Ian G. Dobbins, Ph.D.
Psychological and Brain Sciences
My laboratory studies the cognitive process and neural mechanisms underlying how people both deliberately and automatically recover memories. Our research particularly focuses on how regions within the prefrontal cortex contribute to the deliberate retrieval of memories and how regions in other parts of the brain may instead regulate more automatic expressions of memory. Tools used in the laboratory include behavioral experiments, decision modeling, and brain imaging with functional magnetic resonance imaging (fMRI). Our newest research suggests there may be separate implicit and explicit decision mechanisms that regulate the expression of memory content and that each demonstrates different operating characteristics and neural substrates.
Dobbins IG, & Han S. What constitutes a model of item-based memory decision-making? In A. Benjamin & B. Ross (Eds.), The psychology of learning and motivation: Vol. 48. Strategic and nonstrategic influences on memory attribution. Elsevier, London (In Press).
Dobbins IG, & Han S. Cue- versus probe-dependent prefrontal cortex activity during contextual remembering. J Cog Neurosci 2006 18:1439-1452.
Dobbins IG & Han S. Isolating rule- versus evidence-based prefrontal activity during episodic and lexical discrimination: A functional magnetic resonance imaging investigation of detection theory distinctions. Cerebral Cortex 2006 16:1614-1622.
Dobbins IG & Wagner AD. Domain-general and domain-sensitive prefrontal mechanisms for recollecting events and detecting novelty, Cerebral Cortex 2005 15:1768-1778.
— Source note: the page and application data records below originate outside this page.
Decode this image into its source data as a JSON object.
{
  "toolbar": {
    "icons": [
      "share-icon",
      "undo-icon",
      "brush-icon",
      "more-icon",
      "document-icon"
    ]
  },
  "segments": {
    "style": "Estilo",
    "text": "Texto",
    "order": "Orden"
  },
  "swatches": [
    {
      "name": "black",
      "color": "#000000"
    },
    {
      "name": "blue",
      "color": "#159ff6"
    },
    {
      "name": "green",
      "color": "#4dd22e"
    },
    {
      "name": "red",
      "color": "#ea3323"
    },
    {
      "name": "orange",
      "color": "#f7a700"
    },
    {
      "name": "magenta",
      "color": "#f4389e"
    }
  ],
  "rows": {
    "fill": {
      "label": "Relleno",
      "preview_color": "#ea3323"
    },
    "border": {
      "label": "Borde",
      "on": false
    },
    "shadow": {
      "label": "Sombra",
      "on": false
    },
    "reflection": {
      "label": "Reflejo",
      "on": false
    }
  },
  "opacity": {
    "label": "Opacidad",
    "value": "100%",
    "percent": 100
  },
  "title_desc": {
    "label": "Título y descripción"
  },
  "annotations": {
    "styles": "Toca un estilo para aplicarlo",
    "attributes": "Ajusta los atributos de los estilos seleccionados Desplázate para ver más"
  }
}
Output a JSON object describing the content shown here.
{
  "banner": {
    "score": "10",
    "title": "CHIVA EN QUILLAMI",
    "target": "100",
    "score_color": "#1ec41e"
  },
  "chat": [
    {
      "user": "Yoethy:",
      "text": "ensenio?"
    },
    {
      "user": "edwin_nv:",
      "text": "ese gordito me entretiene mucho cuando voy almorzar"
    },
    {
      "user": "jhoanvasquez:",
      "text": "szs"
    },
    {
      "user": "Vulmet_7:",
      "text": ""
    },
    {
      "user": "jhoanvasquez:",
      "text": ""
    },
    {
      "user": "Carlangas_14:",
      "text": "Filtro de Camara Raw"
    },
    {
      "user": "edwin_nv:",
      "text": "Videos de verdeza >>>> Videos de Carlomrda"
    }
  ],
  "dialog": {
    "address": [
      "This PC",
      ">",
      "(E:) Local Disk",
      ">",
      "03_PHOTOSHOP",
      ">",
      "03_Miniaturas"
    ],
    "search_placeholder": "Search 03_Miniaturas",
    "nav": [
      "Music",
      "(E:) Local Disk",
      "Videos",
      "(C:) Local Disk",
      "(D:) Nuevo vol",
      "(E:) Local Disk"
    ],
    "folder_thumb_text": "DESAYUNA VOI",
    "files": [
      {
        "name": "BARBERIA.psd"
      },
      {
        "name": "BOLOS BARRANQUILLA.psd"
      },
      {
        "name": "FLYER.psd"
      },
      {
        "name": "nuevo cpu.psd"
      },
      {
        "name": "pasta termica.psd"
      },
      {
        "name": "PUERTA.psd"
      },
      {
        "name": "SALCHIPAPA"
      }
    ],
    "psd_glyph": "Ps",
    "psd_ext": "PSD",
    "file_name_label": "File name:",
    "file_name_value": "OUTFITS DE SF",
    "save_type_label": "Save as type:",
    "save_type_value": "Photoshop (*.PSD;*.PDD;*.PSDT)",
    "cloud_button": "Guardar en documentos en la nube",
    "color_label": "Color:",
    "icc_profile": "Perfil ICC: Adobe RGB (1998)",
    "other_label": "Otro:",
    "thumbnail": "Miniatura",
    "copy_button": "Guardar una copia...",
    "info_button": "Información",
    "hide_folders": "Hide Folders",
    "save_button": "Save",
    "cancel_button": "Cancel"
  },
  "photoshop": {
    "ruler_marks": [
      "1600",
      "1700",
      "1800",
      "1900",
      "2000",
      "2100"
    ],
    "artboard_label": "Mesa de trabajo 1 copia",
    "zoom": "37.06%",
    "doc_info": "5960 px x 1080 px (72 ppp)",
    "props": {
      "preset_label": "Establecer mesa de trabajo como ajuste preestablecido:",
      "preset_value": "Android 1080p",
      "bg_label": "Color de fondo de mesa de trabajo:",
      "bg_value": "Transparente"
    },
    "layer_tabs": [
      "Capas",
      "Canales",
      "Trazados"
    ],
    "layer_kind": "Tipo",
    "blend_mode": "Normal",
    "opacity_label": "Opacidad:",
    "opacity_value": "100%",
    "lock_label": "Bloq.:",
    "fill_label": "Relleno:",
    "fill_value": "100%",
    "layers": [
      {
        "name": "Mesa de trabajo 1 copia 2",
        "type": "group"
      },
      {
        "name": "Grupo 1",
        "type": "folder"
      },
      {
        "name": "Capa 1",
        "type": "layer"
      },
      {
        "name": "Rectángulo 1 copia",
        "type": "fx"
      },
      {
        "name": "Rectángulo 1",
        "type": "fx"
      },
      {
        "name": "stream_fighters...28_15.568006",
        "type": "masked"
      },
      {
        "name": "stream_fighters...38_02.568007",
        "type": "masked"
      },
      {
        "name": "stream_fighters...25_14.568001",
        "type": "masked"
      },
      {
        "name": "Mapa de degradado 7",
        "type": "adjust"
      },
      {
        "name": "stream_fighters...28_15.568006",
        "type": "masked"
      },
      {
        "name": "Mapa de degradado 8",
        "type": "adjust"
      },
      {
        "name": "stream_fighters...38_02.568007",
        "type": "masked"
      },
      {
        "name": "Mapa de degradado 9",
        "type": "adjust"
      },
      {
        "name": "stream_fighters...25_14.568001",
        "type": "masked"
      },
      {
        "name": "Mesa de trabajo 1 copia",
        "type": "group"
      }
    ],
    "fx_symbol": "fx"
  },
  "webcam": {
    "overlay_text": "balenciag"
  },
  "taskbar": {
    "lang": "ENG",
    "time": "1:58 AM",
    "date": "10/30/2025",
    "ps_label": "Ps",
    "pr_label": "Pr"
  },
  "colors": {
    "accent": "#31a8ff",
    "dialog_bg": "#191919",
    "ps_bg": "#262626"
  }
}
Dobbins IG, Schnyer DM, Verfaellie M, & Schacter DL. Cortical activity reductions during repetition priming can result from rapid response learning. Nature 2004 428:316-319.
Last Updated: 8/3/2011 3:14:48 PM